>>>

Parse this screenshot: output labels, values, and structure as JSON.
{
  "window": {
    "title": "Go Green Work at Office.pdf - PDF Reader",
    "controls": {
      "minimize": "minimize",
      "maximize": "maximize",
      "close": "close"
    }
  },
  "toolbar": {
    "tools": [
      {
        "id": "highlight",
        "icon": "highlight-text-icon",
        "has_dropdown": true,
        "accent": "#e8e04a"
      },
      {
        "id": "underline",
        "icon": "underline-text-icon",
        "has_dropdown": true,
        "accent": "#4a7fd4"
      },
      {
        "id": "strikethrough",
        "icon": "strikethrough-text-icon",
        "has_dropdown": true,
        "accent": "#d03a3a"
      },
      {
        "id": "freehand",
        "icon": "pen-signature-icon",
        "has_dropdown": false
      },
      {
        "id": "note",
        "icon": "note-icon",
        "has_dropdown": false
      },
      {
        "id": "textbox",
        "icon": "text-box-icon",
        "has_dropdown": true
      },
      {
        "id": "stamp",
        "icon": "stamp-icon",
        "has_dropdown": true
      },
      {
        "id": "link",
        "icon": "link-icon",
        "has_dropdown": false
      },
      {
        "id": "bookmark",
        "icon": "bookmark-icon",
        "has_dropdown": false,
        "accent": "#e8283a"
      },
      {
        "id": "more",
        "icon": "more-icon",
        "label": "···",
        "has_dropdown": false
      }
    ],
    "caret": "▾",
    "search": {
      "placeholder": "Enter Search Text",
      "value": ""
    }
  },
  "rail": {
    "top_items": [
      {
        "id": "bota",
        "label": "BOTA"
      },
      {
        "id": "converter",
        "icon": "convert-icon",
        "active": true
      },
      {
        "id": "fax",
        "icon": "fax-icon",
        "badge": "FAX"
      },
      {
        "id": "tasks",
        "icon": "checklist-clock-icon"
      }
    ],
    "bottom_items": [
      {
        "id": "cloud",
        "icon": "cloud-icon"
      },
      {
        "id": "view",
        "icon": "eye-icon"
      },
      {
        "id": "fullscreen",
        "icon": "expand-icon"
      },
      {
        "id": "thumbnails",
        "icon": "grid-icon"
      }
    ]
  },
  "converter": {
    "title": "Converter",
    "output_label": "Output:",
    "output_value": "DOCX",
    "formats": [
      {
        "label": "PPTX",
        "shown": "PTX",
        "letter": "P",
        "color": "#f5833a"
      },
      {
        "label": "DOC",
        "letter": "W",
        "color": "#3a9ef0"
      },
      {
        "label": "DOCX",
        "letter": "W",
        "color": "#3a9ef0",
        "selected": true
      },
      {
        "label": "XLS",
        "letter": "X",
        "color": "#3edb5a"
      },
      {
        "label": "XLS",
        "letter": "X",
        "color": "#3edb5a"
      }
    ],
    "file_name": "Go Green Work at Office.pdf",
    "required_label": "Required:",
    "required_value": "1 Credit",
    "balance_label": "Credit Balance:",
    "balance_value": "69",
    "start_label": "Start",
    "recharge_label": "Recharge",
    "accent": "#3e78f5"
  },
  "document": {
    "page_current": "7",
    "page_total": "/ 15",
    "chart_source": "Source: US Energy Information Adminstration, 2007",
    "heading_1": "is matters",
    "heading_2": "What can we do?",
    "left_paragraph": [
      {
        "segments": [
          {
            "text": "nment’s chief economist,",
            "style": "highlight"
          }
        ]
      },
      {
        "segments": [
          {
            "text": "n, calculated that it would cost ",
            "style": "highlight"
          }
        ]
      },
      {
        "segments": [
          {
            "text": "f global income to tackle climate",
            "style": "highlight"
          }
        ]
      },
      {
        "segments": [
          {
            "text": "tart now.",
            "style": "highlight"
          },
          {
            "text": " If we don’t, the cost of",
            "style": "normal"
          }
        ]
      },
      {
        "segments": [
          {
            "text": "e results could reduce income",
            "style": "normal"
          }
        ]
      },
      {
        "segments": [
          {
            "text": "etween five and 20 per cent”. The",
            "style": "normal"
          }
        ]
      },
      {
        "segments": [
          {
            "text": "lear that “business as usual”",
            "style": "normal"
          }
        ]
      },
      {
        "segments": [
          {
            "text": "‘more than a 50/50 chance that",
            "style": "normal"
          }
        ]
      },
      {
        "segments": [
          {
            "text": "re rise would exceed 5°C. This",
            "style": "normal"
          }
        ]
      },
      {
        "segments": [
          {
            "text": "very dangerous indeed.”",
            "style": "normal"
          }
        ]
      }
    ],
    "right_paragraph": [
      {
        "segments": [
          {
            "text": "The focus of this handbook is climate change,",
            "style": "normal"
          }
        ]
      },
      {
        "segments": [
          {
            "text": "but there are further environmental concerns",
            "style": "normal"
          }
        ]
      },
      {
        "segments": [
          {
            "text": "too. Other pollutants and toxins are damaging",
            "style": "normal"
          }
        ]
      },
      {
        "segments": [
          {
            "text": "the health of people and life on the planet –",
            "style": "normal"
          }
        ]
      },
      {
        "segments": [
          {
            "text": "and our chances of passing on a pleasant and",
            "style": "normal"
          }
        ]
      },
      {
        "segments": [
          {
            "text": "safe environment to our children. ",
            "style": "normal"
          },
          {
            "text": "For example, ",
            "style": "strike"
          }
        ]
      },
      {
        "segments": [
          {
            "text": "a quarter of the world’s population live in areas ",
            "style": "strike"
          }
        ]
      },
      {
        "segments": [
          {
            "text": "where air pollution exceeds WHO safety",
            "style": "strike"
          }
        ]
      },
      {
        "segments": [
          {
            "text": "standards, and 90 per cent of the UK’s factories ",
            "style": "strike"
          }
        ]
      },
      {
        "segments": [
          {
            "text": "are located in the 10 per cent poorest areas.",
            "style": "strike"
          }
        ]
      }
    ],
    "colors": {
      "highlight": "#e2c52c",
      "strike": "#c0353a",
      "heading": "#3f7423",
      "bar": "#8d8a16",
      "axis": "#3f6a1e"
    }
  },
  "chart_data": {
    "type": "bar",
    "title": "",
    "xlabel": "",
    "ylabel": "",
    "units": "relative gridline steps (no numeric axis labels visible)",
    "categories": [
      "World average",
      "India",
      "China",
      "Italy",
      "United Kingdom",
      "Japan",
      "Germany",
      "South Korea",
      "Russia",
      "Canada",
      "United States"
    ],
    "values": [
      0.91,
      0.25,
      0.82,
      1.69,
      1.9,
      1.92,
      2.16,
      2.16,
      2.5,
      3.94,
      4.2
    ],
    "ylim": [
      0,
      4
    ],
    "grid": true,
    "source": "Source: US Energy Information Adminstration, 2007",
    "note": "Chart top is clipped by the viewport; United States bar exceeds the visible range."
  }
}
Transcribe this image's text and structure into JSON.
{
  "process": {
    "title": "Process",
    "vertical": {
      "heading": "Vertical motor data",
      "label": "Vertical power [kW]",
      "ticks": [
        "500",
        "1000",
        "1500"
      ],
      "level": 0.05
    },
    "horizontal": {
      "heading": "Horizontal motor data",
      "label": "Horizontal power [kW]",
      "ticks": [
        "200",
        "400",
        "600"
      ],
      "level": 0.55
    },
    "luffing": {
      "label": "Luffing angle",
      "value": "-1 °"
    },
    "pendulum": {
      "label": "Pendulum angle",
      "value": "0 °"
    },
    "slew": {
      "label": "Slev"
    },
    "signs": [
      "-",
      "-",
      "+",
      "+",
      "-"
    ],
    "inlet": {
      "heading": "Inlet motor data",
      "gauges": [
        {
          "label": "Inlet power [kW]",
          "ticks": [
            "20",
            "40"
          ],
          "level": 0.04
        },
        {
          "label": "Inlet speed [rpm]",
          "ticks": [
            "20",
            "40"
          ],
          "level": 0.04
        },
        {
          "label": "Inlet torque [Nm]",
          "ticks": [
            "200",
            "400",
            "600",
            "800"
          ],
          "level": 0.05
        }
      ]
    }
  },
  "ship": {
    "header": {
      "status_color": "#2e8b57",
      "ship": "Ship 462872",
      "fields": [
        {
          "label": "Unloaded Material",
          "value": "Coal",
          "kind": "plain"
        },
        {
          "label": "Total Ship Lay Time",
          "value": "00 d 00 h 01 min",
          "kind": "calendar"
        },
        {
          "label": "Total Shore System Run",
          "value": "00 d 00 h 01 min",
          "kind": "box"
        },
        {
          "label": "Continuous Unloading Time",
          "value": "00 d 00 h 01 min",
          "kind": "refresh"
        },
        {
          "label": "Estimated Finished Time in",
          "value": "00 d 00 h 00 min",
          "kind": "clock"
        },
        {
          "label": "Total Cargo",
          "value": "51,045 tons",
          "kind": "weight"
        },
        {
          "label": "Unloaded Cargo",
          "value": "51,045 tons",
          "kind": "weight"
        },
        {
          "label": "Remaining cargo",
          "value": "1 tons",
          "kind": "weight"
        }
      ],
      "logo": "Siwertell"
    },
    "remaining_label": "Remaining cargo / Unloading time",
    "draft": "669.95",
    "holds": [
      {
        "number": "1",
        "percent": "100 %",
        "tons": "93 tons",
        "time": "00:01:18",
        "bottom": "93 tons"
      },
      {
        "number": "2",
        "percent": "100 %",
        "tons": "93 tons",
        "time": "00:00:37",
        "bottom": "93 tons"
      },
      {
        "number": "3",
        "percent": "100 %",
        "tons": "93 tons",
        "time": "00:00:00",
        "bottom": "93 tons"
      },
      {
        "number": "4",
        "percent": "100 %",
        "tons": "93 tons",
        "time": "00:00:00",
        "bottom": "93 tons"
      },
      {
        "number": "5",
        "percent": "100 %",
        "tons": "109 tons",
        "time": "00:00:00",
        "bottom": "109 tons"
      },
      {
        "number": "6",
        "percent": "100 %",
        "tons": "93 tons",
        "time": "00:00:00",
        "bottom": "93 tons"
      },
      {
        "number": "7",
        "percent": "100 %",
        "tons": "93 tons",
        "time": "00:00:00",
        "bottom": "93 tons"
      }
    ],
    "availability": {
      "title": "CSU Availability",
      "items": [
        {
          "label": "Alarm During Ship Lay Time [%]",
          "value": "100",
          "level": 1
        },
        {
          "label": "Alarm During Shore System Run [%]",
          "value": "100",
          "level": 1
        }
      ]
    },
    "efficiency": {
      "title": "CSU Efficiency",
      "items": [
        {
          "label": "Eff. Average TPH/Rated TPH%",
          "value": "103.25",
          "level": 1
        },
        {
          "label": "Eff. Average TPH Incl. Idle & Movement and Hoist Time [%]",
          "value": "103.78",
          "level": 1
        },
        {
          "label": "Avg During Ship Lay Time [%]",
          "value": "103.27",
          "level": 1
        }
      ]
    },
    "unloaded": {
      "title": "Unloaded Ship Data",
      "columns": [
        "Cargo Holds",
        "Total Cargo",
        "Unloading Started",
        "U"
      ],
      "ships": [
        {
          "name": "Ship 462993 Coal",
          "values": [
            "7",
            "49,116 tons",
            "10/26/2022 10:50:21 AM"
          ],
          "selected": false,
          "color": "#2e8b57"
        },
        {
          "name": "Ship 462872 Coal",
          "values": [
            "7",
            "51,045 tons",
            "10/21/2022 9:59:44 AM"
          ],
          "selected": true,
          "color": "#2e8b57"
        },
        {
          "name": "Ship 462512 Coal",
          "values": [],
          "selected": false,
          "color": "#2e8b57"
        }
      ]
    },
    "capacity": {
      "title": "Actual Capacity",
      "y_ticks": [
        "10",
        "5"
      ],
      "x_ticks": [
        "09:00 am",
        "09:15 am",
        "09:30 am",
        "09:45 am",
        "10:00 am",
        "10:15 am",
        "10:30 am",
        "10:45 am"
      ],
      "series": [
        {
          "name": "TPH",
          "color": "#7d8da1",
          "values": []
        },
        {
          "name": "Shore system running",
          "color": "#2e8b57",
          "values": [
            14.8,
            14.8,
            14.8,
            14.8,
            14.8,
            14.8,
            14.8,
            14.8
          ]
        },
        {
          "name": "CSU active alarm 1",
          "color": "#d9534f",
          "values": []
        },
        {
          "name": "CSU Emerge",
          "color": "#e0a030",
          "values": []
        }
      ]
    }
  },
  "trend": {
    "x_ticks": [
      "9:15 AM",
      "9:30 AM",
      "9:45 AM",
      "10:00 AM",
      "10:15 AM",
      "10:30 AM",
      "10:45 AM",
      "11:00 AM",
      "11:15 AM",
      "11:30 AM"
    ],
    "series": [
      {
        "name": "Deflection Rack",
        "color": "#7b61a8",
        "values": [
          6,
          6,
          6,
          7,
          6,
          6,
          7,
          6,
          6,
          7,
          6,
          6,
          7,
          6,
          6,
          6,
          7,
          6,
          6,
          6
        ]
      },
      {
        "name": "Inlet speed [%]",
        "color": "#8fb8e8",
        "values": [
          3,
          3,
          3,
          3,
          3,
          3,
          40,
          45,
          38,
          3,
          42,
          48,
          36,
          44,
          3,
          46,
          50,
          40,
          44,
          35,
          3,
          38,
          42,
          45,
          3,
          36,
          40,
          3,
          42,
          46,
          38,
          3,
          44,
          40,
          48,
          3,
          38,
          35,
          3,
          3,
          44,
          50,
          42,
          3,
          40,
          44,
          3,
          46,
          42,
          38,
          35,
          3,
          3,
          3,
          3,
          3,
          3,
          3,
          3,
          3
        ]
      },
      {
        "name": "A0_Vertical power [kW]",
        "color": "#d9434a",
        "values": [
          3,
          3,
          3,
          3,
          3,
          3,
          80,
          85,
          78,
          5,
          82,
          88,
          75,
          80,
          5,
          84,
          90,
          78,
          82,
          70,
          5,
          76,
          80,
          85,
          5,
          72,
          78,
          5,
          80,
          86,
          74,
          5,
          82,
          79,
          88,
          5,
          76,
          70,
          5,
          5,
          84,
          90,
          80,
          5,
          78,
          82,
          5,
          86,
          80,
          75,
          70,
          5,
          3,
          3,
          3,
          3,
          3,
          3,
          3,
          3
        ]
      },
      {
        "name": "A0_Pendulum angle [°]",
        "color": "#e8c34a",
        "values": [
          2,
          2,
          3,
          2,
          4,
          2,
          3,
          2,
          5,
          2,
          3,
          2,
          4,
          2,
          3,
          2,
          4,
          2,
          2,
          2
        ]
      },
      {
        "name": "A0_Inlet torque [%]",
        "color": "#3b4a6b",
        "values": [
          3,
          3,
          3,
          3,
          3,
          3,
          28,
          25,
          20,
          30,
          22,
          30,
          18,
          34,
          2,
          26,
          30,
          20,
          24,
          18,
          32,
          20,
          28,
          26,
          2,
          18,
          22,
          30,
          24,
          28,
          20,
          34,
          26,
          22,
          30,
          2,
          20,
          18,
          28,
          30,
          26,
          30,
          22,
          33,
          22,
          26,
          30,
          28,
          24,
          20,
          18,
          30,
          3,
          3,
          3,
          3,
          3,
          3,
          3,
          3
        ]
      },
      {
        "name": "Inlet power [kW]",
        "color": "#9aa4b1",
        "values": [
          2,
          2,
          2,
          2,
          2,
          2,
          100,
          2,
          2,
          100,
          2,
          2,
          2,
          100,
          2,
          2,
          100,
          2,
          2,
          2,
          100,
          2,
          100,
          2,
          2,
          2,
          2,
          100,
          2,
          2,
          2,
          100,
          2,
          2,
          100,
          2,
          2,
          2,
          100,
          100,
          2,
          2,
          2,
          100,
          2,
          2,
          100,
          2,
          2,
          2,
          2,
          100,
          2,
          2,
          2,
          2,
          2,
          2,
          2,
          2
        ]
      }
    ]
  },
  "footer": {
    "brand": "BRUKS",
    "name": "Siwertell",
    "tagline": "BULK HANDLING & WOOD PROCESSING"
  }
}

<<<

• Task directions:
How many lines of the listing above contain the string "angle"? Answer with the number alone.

• The answer:
3